Different kinds of homes can benefit more from having insulation in place than others. For example, homes built out of brick can lose more thermal energy than those built with wood-based materials, which will naturally hold on to more energy. Without proper insulation in place, a brick built house will lose a quarter of the heat or cool air through the roof. Additionally, up to one third of the conditioned air can be lost through the surface of the walls. This makes a brick home much harder to keep cool in the summer months.
Not all kinds of insulation are made the same and work the same once placed in the home. Different types of insulation are assigned R values by the Department of Energy to show how effective they are when installed correctly by a professional. The higher the R rating, the better the insulation works. Newer forms of insulation made with more modern materials typically have higher R ratings. R ratings are assigned as numbers and can range from 3.75 to 6.25, and homes in different areas of the country should use appropriately rated insulation to ensure success.
Insulation helps to preserve and improve the quality of indoor air, which can be 70 percent more polluted than outdoor air. With allergens, dust, crumbs, germs and pet dander getting recirculated through the HVAC system, the quality of the air in the home can become very low if there is no filtration in the HVAC system. Most families spend up to 90 percent of their time indoors, so the majority of the air they breathe on a daily basis is inside the home, school or office. With insulation and filtration in place, the air quality can be isolated and improved.
Older homes are very likely to lack insulation or have inadequate insulation placed in them. The US Department of Energy estimates that up to eighty percent of all homes built before 1980 do not have enough insulation in place or any insulation at all. This can be especially true of homes built in warm climates like ours during the times when builders did not understand the full importance of energy efficiency. Many home and office builders during this time were not concerned with making a home eco-friendly and may have neglected to place proper insulation in a South Florida home. Placing insulation in certain parts of the house, like the attic, walls, and floor can increase the home’s efficiency and benefit the homeowner in multiple ways.
Amateur attempts to install insulation can result in an itching feeling for the installer. Particles of fiberglass that break away from the insulation roll surface can land on uncovered skin and hair and cause a terrible itch to break out. This is part of the reason why installers wear protective gear and take other precautions to avoid getting particles on them.

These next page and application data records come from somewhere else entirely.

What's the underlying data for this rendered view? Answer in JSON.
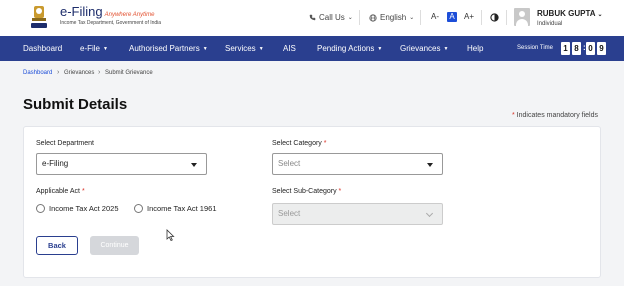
{
  "header": {
    "logo_title": "e-Filing",
    "logo_tagline": "Anywhere Anytime",
    "logo_subtitle": "Income Tax Department, Government of India",
    "call_us": "Call Us",
    "language": "English",
    "font_decrease": "A-",
    "font_normal": "A",
    "font_increase": "A+",
    "contrast_icon": "contrast-icon",
    "user_name": "RUBUK GUPTA",
    "user_role": "Individual"
  },
  "nav": {
    "items": [
      "Dashboard",
      "e-File",
      "Authorised Partners",
      "Services",
      "AIS",
      "Pending Actions",
      "Grievances",
      "Help"
    ],
    "session_label": "Session Time",
    "session_digits": [
      "1",
      "8",
      "0",
      "9"
    ]
  },
  "breadcrumb": [
    "Dashboard",
    "Grievances",
    "Submit Grievance"
  ],
  "page": {
    "title": "Submit Details",
    "mandatory_note": "Indicates mandatory fields"
  },
  "form": {
    "department_label": "Select Department",
    "department_value": "e-Filing",
    "category_label": "Select Category",
    "category_placeholder": "Select",
    "act_label": "Applicable Act",
    "act_options": [
      "Income Tax Act 2025",
      "Income Tax Act 1961"
    ],
    "subcategory_label": "Select Sub-Category",
    "subcategory_placeholder": "Select",
    "back_label": "Back",
    "continue_label": "Continue"
  },
  "colors": {
    "nav_bg": "#2a3f8f",
    "link": "#1d4ed8",
    "required": "#d93025"
  }
}
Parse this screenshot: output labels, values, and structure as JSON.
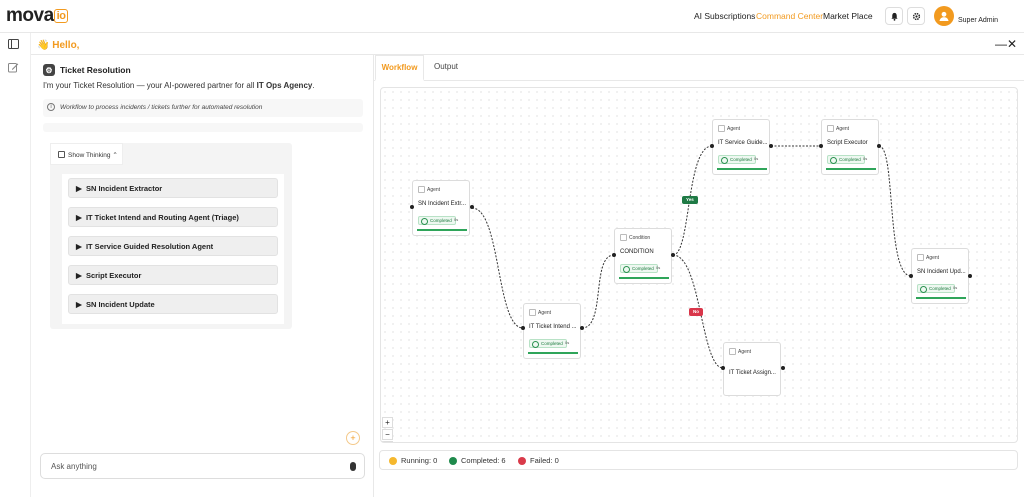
{
  "app": {
    "logo_main": "mova",
    "logo_suffix": "io",
    "greeting": "👋 Hello,"
  },
  "nav": [
    {
      "label": "AI Subscriptions",
      "active": false
    },
    {
      "label": "Command Center",
      "active": true
    },
    {
      "label": "Market Place",
      "active": false
    }
  ],
  "header_icons": [
    "bell-icon",
    "gear-icon"
  ],
  "user": {
    "name": "Super Admin",
    "avatar_icon": "user-avatar-icon"
  },
  "rail_icons": [
    "sidebar-toggle-icon",
    "edit-icon"
  ],
  "window_controls": {
    "minimize": "—",
    "close": "✕"
  },
  "chat": {
    "agent_title": "Ticket Resolution",
    "intro_prefix": "I'm your Ticket Resolution — your AI-powered partner for all ",
    "intro_bold": "IT Ops Agency",
    "intro_suffix": ".",
    "note": "Workflow to process incidents / tickets further for automated resolution",
    "thinking_label": "Show Thinking",
    "steps": [
      "SN Incident Extractor",
      "IT Ticket Intend and Routing Agent (Triage)",
      "IT Service Guided Resolution Agent",
      "Script Executor",
      "SN Incident Update"
    ],
    "input_placeholder": "Ask anything"
  },
  "tabs": [
    {
      "label": "Workflow",
      "active": true
    },
    {
      "label": "Output",
      "active": false
    }
  ],
  "workflow": {
    "nodes": [
      {
        "id": "n1",
        "type": "Agent",
        "title": "SN Incident Extr...",
        "status": "Completed",
        "duration": "0s"
      },
      {
        "id": "n2",
        "type": "Agent",
        "title": "IT Ticket Intend ...",
        "status": "Completed",
        "duration": "0s"
      },
      {
        "id": "n3",
        "type": "Condition",
        "title": "CONDITION",
        "status": "Completed",
        "duration": "0s"
      },
      {
        "id": "n4",
        "type": "Agent",
        "title": "IT Service Guide...",
        "status": "Completed",
        "duration": "0s"
      },
      {
        "id": "n5",
        "type": "Agent",
        "title": "Script Executor",
        "status": "Completed",
        "duration": "0s"
      },
      {
        "id": "n6",
        "type": "Agent",
        "title": "SN Incident Upd...",
        "status": "Completed",
        "duration": "0s"
      },
      {
        "id": "n7",
        "type": "Agent",
        "title": "IT Ticket Assign...",
        "status": "",
        "duration": ""
      }
    ],
    "edge_labels": {
      "yes": "Yes",
      "no": "No"
    },
    "zoom_controls": [
      "+",
      "−",
      "⛶"
    ]
  },
  "legend": {
    "running": {
      "label": "Running: 0",
      "color": "#f5b82e"
    },
    "completed": {
      "label": "Completed: 6",
      "color": "#1f8a4c"
    },
    "failed": {
      "label": "Failed: 0",
      "color": "#d93a4a"
    }
  }
}
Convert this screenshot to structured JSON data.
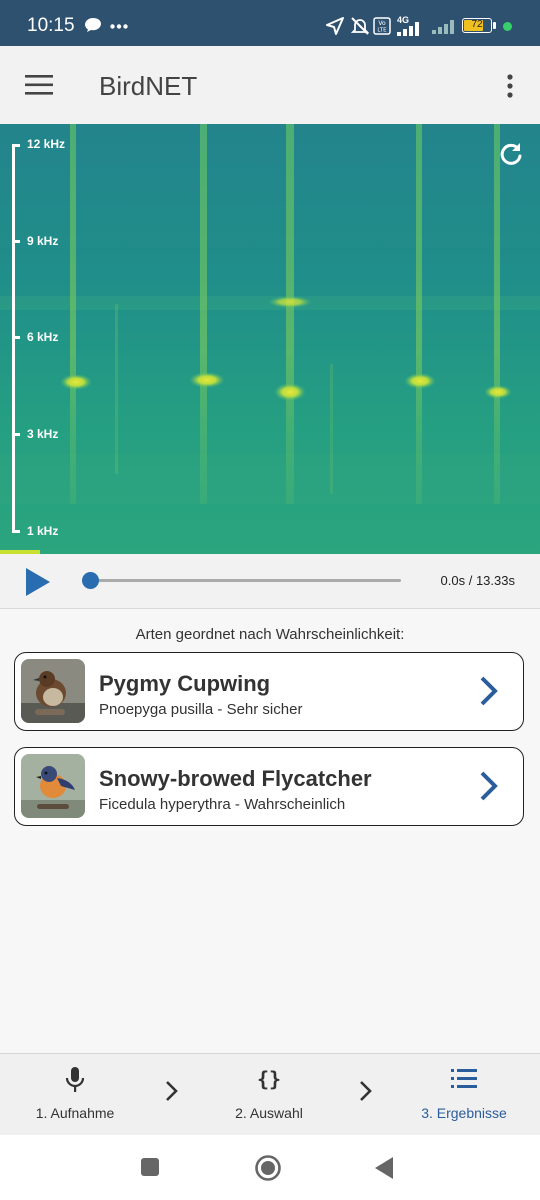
{
  "status_bar": {
    "time": "10:15",
    "icons": [
      "chat-bubble-icon",
      "more-dots-icon",
      "location-arrow-icon",
      "mute-bell-icon",
      "volte-icon",
      "signal-4g-icon",
      "signal-icon",
      "battery-icon",
      "dot-icon"
    ],
    "network_label": "4G",
    "battery_level": "72"
  },
  "app_bar": {
    "title": "BirdNET",
    "menu_icon": "hamburger-menu-icon",
    "overflow_icon": "more-vert-icon"
  },
  "spectrogram": {
    "axis_labels": [
      "12 kHz",
      "9 kHz",
      "6 kHz",
      "3 kHz",
      "1 kHz"
    ],
    "refresh_icon": "refresh-icon"
  },
  "player": {
    "play_icon": "play-icon",
    "time": "0.0s / 13.33s",
    "progress": 0
  },
  "results": {
    "heading": "Arten geordnet nach Wahrscheinlichkeit:",
    "items": [
      {
        "common_name": "Pygmy Cupwing",
        "detail": "Pnoepyga pusilla - Sehr sicher"
      },
      {
        "common_name": "Snowy-browed Flycatcher",
        "detail": "Ficedula hyperythra - Wahrscheinlich"
      }
    ]
  },
  "bottom_nav": {
    "items": [
      {
        "label": "1. Aufnahme",
        "icon": "microphone-icon"
      },
      {
        "label": "2. Auswahl",
        "icon": "curly-braces-icon"
      },
      {
        "label": "3. Ergebnisse",
        "icon": "list-icon"
      }
    ],
    "active_index": 2,
    "colors": {
      "active": "#2a5d9c",
      "inactive": "#333333"
    }
  },
  "system_nav": {
    "icons": [
      "recent-apps-icon",
      "home-icon",
      "back-icon"
    ]
  },
  "colors": {
    "status_bar": "#2f5170",
    "accent": "#2a5d9c"
  }
}
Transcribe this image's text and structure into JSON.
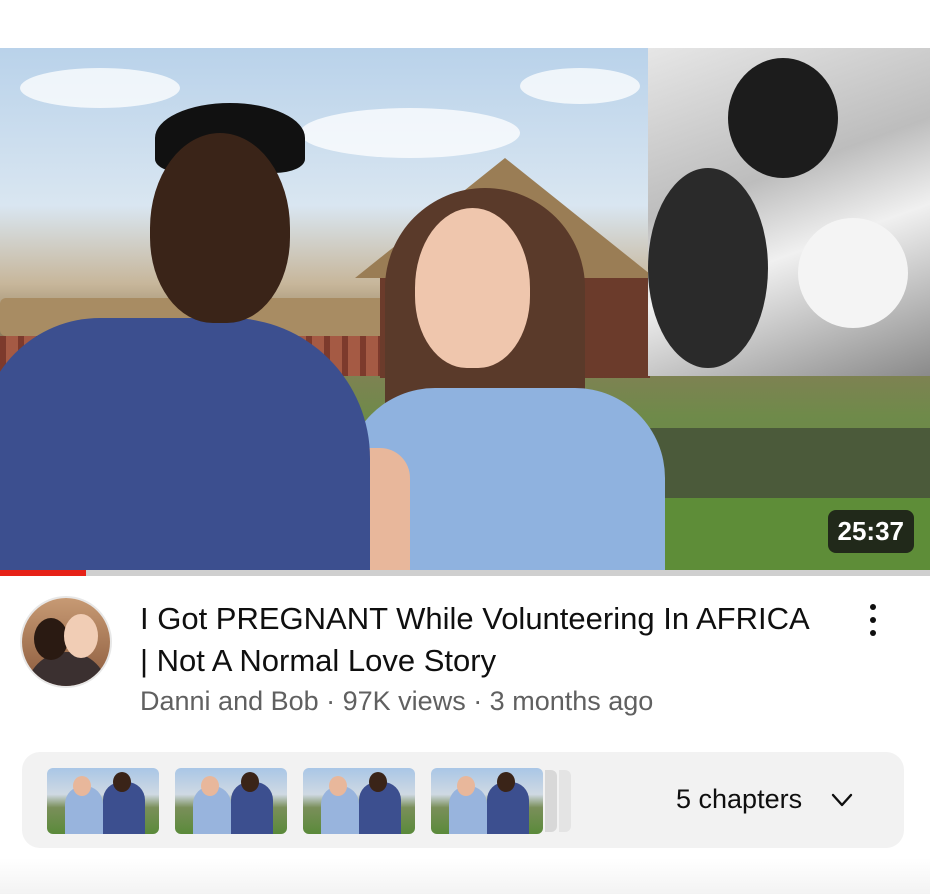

Thermal stability is not the only reason to insulate a home. Insulation can also make the inside of a home quieter and block out loud noises from coming into the home. With insulation in place, loud sounds like nearby traffic or train tracks can be blocked from coming into the house.
Insulating your plumbing can prevent issues with the pipes and resulting troubles, like dripping water and mold growth. Pipes can sweat, resulting in condensation on the surface of the pipes and water pooling on the floor. This water can lead to mold growth on any surface it touches. Foam insulation can be placed snugly around the surface of the pipes to help stop the sweating. Insulation can also prevent pipes freezing during unexpected cold snaps.
Some of the less conventional materials used over time and across different nations as insulation include plant fibers, sheep’s wool, recycled cotton, soil, cork, and straw. These materials can be sufficient to improve the temperature and sound levels of a structure.
Insulation can stop mildew and mold growth inside the home, as water will seek areas where the insulation is worn out and seep into those areas to allow mold to grow. If you see mold growth on the wall surface in an insulated home, it can be a sign that the insulation has worn down in that area and needed replacement.